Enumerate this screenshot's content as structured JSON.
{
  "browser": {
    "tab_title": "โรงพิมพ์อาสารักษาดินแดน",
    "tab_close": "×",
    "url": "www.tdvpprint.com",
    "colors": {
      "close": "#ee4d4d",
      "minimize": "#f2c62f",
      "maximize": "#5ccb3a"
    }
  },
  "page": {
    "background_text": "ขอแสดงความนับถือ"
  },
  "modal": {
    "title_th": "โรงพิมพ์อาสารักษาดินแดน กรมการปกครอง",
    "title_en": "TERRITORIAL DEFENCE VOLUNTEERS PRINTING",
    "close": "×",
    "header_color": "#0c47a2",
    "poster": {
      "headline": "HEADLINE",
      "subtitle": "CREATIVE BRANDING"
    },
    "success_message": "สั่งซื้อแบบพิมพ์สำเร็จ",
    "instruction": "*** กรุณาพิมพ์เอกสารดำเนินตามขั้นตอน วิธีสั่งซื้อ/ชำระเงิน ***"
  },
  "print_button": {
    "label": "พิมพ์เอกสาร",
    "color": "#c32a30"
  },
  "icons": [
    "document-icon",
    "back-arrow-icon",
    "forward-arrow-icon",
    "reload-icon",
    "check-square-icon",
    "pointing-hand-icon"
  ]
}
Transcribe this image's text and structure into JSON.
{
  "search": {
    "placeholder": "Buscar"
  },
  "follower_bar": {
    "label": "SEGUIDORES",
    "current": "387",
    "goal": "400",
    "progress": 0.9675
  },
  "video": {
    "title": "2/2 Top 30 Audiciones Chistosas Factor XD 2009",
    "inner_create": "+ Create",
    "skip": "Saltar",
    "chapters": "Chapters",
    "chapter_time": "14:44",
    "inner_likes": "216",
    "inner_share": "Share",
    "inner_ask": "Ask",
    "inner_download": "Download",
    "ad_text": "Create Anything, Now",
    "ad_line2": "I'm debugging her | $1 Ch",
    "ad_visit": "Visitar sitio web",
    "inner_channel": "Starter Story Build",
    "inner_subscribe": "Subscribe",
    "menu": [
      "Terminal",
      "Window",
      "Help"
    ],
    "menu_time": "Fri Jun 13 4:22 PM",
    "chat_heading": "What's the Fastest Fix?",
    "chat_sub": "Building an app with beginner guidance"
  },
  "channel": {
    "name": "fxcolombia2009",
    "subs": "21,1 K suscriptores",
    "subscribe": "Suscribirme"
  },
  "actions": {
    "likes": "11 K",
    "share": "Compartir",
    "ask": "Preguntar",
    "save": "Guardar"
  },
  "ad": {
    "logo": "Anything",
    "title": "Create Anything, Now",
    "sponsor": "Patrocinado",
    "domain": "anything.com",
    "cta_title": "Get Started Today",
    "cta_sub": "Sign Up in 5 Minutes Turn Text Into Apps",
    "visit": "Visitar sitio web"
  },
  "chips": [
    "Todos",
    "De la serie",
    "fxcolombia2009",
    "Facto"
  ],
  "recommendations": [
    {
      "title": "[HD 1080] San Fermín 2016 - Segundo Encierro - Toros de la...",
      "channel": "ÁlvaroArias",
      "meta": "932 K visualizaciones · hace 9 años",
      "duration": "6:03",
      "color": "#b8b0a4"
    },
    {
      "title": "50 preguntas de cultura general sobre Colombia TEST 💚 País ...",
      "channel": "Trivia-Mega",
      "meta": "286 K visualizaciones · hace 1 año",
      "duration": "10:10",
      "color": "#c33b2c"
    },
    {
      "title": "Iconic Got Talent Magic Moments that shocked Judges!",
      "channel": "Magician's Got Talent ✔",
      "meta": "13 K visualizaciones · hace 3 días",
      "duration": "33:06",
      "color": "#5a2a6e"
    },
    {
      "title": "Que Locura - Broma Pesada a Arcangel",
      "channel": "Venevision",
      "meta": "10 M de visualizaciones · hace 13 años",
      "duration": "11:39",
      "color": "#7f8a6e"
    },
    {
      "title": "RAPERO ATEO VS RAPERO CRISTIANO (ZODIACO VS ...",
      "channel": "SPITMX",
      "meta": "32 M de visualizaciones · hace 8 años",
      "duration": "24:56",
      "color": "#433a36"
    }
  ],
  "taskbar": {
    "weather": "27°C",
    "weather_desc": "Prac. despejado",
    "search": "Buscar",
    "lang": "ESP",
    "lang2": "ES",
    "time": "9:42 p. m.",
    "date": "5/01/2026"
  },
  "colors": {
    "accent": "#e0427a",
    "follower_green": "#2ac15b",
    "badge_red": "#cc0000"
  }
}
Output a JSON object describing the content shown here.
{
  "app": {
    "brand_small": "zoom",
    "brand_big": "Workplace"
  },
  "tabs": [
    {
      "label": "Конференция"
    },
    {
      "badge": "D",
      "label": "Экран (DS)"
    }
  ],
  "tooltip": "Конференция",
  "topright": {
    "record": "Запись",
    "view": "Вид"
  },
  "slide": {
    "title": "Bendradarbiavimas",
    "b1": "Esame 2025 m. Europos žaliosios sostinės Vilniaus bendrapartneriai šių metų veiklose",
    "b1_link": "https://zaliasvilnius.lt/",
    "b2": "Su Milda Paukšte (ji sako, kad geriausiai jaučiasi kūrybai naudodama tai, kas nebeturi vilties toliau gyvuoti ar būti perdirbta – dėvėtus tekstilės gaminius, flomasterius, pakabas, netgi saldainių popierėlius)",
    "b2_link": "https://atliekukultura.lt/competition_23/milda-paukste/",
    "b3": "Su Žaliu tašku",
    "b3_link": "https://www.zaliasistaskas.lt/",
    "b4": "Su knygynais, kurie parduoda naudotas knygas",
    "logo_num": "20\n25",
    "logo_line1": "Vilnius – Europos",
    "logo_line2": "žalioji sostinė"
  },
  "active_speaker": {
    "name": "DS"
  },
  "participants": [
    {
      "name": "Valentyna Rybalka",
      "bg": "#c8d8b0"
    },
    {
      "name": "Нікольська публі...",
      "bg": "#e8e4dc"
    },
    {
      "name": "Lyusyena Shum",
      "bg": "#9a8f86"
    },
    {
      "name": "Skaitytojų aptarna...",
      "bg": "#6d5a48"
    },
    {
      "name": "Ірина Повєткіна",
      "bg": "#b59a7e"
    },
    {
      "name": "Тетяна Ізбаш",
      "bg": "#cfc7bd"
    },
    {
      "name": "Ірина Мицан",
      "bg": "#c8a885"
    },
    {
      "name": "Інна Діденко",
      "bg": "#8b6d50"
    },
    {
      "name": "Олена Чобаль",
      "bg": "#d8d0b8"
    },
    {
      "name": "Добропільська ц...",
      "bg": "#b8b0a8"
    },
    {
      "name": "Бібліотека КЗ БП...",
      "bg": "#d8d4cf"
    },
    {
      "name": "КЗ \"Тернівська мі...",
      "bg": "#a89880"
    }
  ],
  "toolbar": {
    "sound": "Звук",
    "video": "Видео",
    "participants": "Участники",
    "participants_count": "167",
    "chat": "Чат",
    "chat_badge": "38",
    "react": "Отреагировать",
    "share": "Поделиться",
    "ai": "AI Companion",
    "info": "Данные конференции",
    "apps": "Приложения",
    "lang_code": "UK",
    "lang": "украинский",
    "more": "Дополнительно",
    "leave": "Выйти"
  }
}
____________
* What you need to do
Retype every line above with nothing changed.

* Task answer
Enumerate this screenshot's content as structured JSON.
{
  "browser": {
    "tab_title": "โรงพิมพ์อาสารักษาดินแดน",
    "tab_close": "×",
    "url": "www.tdvpprint.com",
    "colors": {
      "close": "#ee4d4d",
      "minimize": "#f2c62f",
      "maximize": "#5ccb3a"
    }
  },
  "page": {
    "background_text": "ขอแสดงความนับถือ"
  },
  "modal": {
    "title_th": "โรงพิมพ์อาสารักษาดินแดน กรมการปกครอง",
    "title_en": "TERRITORIAL DEFENCE VOLUNTEERS PRINTING",
    "close": "×",
    "header_color": "#0c47a2",
    "poster": {
      "headline": "HEADLINE",
      "subtitle": "CREATIVE BRANDING"
    },
    "success_message": "สั่งซื้อแบบพิมพ์สำเร็จ",
    "instruction": "*** กรุณาพิมพ์เอกสารดำเนินตามขั้นตอน วิธีสั่งซื้อ/ชำระเงิน ***"
  },
  "print_button": {
    "label": "พิมพ์เอกสาร",
    "color": "#c32a30"
  },
  "icons": [
    "document-icon",
    "back-arrow-icon",
    "forward-arrow-icon",
    "reload-icon",
    "check-square-icon",
    "pointing-hand-icon"
  ]
}
Transcribe this image's text and structure into JSON.
{
  "search": {
    "placeholder": "Buscar"
  },
  "follower_bar": {
    "label": "SEGUIDORES",
    "current": "387",
    "goal": "400",
    "progress": 0.9675
  },
  "video": {
    "title": "2/2 Top 30 Audiciones Chistosas Factor XD 2009",
    "inner_create": "+ Create",
    "skip": "Saltar",
    "chapters": "Chapters",
    "chapter_time": "14:44",
    "inner_likes": "216",
    "inner_share": "Share",
    "inner_ask": "Ask",
    "inner_download": "Download",
    "ad_text": "Create Anything, Now",
    "ad_line2": "I'm debugging her | $1 Ch",
    "ad_visit": "Visitar sitio web",
    "inner_channel": "Starter Story Build",
    "inner_subscribe": "Subscribe",
    "menu": [
      "Terminal",
      "Window",
      "Help"
    ],
    "menu_time": "Fri Jun 13 4:22 PM",
    "chat_heading": "What's the Fastest Fix?",
    "chat_sub": "Building an app with beginner guidance"
  },
  "channel": {
    "name": "fxcolombia2009",
    "subs": "21,1 K suscriptores",
    "subscribe": "Suscribirme"
  },
  "actions": {
    "likes": "11 K",
    "share": "Compartir",
    "ask": "Preguntar",
    "save": "Guardar"
  },
  "ad": {
    "logo": "Anything",
    "title": "Create Anything, Now",
    "sponsor": "Patrocinado",
    "domain": "anything.com",
    "cta_title": "Get Started Today",
    "cta_sub": "Sign Up in 5 Minutes Turn Text Into Apps",
    "visit": "Visitar sitio web"
  },
  "chips": [
    "Todos",
    "De la serie",
    "fxcolombia2009",
    "Facto"
  ],
  "recommendations": [
    {
      "title": "[HD 1080] San Fermín 2016 - Segundo Encierro - Toros de la...",
      "channel": "ÁlvaroArias",
      "meta": "932 K visualizaciones · hace 9 años",
      "duration": "6:03",
      "color": "#b8b0a4"
    },
    {
      "title": "50 preguntas de cultura general sobre Colombia TEST 💚 País ...",
      "channel": "Trivia-Mega",
      "meta": "286 K visualizaciones · hace 1 año",
      "duration": "10:10",
      "color": "#c33b2c"
    },
    {
      "title": "Iconic Got Talent Magic Moments that shocked Judges!",
      "channel": "Magician's Got Talent ✔",
      "meta": "13 K visualizaciones · hace 3 días",
      "duration": "33:06",
      "color": "#5a2a6e"
    },
    {
      "title": "Que Locura - Broma Pesada a Arcangel",
      "channel": "Venevision",
      "meta": "10 M de visualizaciones · hace 13 años",
      "duration": "11:39",
      "color": "#7f8a6e"
    },
    {
      "title": "RAPERO ATEO VS RAPERO CRISTIANO (ZODIACO VS ...",
      "channel": "SPITMX",
      "meta": "32 M de visualizaciones · hace 8 años",
      "duration": "24:56",
      "color": "#433a36"
    }
  ],
  "taskbar": {
    "weather": "27°C",
    "weather_desc": "Prac. despejado",
    "search": "Buscar",
    "lang": "ESP",
    "lang2": "ES",
    "time": "9:42 p. m.",
    "date": "5/01/2026"
  },
  "colors": {
    "accent": "#e0427a",
    "follower_green": "#2ac15b",
    "badge_red": "#cc0000"
  }
}
Output a JSON object describing the content shown here.
{
  "app": {
    "brand_small": "zoom",
    "brand_big": "Workplace"
  },
  "tabs": [
    {
      "label": "Конференция"
    },
    {
      "badge": "D",
      "label": "Экран (DS)"
    }
  ],
  "tooltip": "Конференция",
  "topright": {
    "record": "Запись",
    "view": "Вид"
  },
  "slide": {
    "title": "Bendradarbiavimas",
    "b1": "Esame 2025 m. Europos žaliosios sostinės Vilniaus bendrapartneriai šių metų veiklose",
    "b1_link": "https://zaliasvilnius.lt/",
    "b2": "Su Milda Paukšte (ji sako, kad geriausiai jaučiasi kūrybai naudodama tai, kas nebeturi vilties toliau gyvuoti ar būti perdirbta – dėvėtus tekstilės gaminius, flomasterius, pakabas, netgi saldainių popierėlius)",
    "b2_link": "https://atliekukultura.lt/competition_23/milda-paukste/",
    "b3": "Su Žaliu tašku",
    "b3_link": "https://www.zaliasistaskas.lt/",
    "b4": "Su knygynais, kurie parduoda naudotas knygas",
    "logo_num": "20\n25",
    "logo_line1": "Vilnius – Europos",
    "logo_line2": "žalioji sostinė"
  },
  "active_speaker": {
    "name": "DS"
  },
  "participants": [
    {
      "name": "Valentyna Rybalka",
      "bg": "#c8d8b0"
    },
    {
      "name": "Нікольська публі...",
      "bg": "#e8e4dc"
    },
    {
      "name": "Lyusyena Shum",
      "bg": "#9a8f86"
    },
    {
      "name": "Skaitytojų aptarna...",
      "bg": "#6d5a48"
    },
    {
      "name": "Ірина Повєткіна",
      "bg": "#b59a7e"
    },
    {
      "name": "Тетяна Ізбаш",
      "bg": "#cfc7bd"
    },
    {
      "name": "Ірина Мицан",
      "bg": "#c8a885"
    },
    {
      "name": "Інна Діденко",
      "bg": "#8b6d50"
    },
    {
      "name": "Олена Чобаль",
      "bg": "#d8d0b8"
    },
    {
      "name": "Добропільська ц...",
      "bg": "#b8b0a8"
    },
    {
      "name": "Бібліотека КЗ БП...",
      "bg": "#d8d4cf"
    },
    {
      "name": "КЗ \"Тернівська мі...",
      "bg": "#a89880"
    }
  ],
  "toolbar": {
    "sound": "Звук",
    "video": "Видео",
    "participants": "Участники",
    "participants_count": "167",
    "chat": "Чат",
    "chat_badge": "38",
    "react": "Отреагировать",
    "share": "Поделиться",
    "ai": "AI Companion",
    "info": "Данные конференции",
    "apps": "Приложения",
    "lang_code": "UK",
    "lang": "украинский",
    "more": "Дополнительно",
    "leave": "Выйти"
  }
}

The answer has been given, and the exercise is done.